EXERCISE OBJECTIVE — Below are records to be output exactly, every one of them.
++++ EXERCISE MATERIALS
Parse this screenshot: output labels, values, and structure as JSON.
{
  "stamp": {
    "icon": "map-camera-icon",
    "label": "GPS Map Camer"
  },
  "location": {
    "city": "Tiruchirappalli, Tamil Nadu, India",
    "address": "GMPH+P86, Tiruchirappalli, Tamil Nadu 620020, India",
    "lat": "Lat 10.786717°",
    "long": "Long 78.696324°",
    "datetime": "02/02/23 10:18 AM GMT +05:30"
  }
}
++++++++
YOUR RESPONSE —
Parse this screenshot: output labels, values, and structure as JSON.
{
  "stamp": {
    "icon": "map-camera-icon",
    "label": "GPS Map Camer"
  },
  "location": {
    "city": "Tiruchirappalli, Tamil Nadu, India",
    "address": "GMPH+P86, Tiruchirappalli, Tamil Nadu 620020, India",
    "lat": "Lat 10.786717°",
    "long": "Long 78.696324°",
    "datetime": "02/02/23 10:18 AM GMT +05:30"
  }
}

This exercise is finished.